What to work on: Could you give the data below again, exactly and completely?

(Entries from a dataset of interfaces)
____________________

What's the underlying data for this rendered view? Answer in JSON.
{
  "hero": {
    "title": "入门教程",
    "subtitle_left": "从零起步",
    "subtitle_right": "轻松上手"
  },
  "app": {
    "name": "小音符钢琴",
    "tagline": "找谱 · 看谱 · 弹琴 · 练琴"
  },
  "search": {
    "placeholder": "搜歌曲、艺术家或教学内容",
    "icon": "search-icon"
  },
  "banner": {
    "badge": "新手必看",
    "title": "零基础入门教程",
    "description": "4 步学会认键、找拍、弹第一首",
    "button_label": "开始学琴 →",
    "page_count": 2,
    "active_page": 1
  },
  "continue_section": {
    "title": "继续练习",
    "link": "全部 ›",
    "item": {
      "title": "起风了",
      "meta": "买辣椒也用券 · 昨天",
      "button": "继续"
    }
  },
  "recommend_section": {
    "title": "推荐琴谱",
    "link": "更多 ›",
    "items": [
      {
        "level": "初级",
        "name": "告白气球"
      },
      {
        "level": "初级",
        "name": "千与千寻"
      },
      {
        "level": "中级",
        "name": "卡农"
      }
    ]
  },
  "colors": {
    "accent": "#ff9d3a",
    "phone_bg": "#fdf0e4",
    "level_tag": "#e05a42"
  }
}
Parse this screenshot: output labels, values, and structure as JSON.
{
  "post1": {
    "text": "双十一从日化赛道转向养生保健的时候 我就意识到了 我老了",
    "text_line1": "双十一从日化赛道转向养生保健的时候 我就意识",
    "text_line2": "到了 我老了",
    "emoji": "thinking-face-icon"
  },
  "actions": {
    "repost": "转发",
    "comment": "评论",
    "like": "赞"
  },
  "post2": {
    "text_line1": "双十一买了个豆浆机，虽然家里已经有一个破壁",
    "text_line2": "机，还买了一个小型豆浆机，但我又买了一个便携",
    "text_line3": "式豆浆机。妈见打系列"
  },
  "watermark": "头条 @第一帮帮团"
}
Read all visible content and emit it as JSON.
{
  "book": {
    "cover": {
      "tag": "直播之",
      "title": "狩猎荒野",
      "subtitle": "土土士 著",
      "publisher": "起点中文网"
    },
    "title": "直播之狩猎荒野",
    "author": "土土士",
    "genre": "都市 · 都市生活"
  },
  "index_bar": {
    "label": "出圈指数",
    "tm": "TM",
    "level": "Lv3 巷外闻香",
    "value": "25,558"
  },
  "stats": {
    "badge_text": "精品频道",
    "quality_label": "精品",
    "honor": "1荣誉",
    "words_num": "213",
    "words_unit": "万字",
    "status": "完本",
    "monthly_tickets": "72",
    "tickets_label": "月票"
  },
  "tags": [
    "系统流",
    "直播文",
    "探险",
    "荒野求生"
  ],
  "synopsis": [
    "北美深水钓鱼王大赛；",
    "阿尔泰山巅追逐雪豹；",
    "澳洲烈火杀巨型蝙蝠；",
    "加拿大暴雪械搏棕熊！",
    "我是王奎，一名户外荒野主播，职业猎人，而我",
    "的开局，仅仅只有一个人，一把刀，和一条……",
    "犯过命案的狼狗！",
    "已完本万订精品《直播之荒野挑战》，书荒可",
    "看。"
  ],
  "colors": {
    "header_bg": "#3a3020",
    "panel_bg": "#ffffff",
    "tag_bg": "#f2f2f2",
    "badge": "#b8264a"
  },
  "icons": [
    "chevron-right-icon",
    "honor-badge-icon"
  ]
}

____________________

Answer box:
What's the underlying data for this rendered view? Answer in JSON.
{
  "hero": {
    "title": "入门教程",
    "subtitle_left": "从零起步",
    "subtitle_right": "轻松上手"
  },
  "app": {
    "name": "小音符钢琴",
    "tagline": "找谱 · 看谱 · 弹琴 · 练琴"
  },
  "search": {
    "placeholder": "搜歌曲、艺术家或教学内容",
    "icon": "search-icon"
  },
  "banner": {
    "badge": "新手必看",
    "title": "零基础入门教程",
    "description": "4 步学会认键、找拍、弹第一首",
    "button_label": "开始学琴 →",
    "page_count": 2,
    "active_page": 1
  },
  "continue_section": {
    "title": "继续练习",
    "link": "全部 ›",
    "item": {
      "title": "起风了",
      "meta": "买辣椒也用券 · 昨天",
      "button": "继续"
    }
  },
  "recommend_section": {
    "title": "推荐琴谱",
    "link": "更多 ›",
    "items": [
      {
        "level": "初级",
        "name": "告白气球"
      },
      {
        "level": "初级",
        "name": "千与千寻"
      },
      {
        "level": "中级",
        "name": "卡农"
      }
    ]
  },
  "colors": {
    "accent": "#ff9d3a",
    "phone_bg": "#fdf0e4",
    "level_tag": "#e05a42"
  }
}
Parse this screenshot: output labels, values, and structure as JSON.
{
  "post1": {
    "text": "双十一从日化赛道转向养生保健的时候 我就意识到了 我老了",
    "text_line1": "双十一从日化赛道转向养生保健的时候 我就意识",
    "text_line2": "到了 我老了",
    "emoji": "thinking-face-icon"
  },
  "actions": {
    "repost": "转发",
    "comment": "评论",
    "like": "赞"
  },
  "post2": {
    "text_line1": "双十一买了个豆浆机，虽然家里已经有一个破壁",
    "text_line2": "机，还买了一个小型豆浆机，但我又买了一个便携",
    "text_line3": "式豆浆机。妈见打系列"
  },
  "watermark": "头条 @第一帮帮团"
}
Read all visible content and emit it as JSON.
{
  "book": {
    "cover": {
      "tag": "直播之",
      "title": "狩猎荒野",
      "subtitle": "土土士 著",
      "publisher": "起点中文网"
    },
    "title": "直播之狩猎荒野",
    "author": "土土士",
    "genre": "都市 · 都市生活"
  },
  "index_bar": {
    "label": "出圈指数",
    "tm": "TM",
    "level": "Lv3 巷外闻香",
    "value": "25,558"
  },
  "stats": {
    "badge_text": "精品频道",
    "quality_label": "精品",
    "honor": "1荣誉",
    "words_num": "213",
    "words_unit": "万字",
    "status": "完本",
    "monthly_tickets": "72",
    "tickets_label": "月票"
  },
  "tags": [
    "系统流",
    "直播文",
    "探险",
    "荒野求生"
  ],
  "synopsis": [
    "北美深水钓鱼王大赛；",
    "阿尔泰山巅追逐雪豹；",
    "澳洲烈火杀巨型蝙蝠；",
    "加拿大暴雪械搏棕熊！",
    "我是王奎，一名户外荒野主播，职业猎人，而我",
    "的开局，仅仅只有一个人，一把刀，和一条……",
    "犯过命案的狼狗！",
    "已完本万订精品《直播之荒野挑战》，书荒可",
    "看。"
  ],
  "colors": {
    "header_bg": "#3a3020",
    "panel_bg": "#ffffff",
    "tag_bg": "#f2f2f2",
    "badge": "#b8264a"
  },
  "icons": [
    "chevron-right-icon",
    "honor-badge-icon"
  ]
}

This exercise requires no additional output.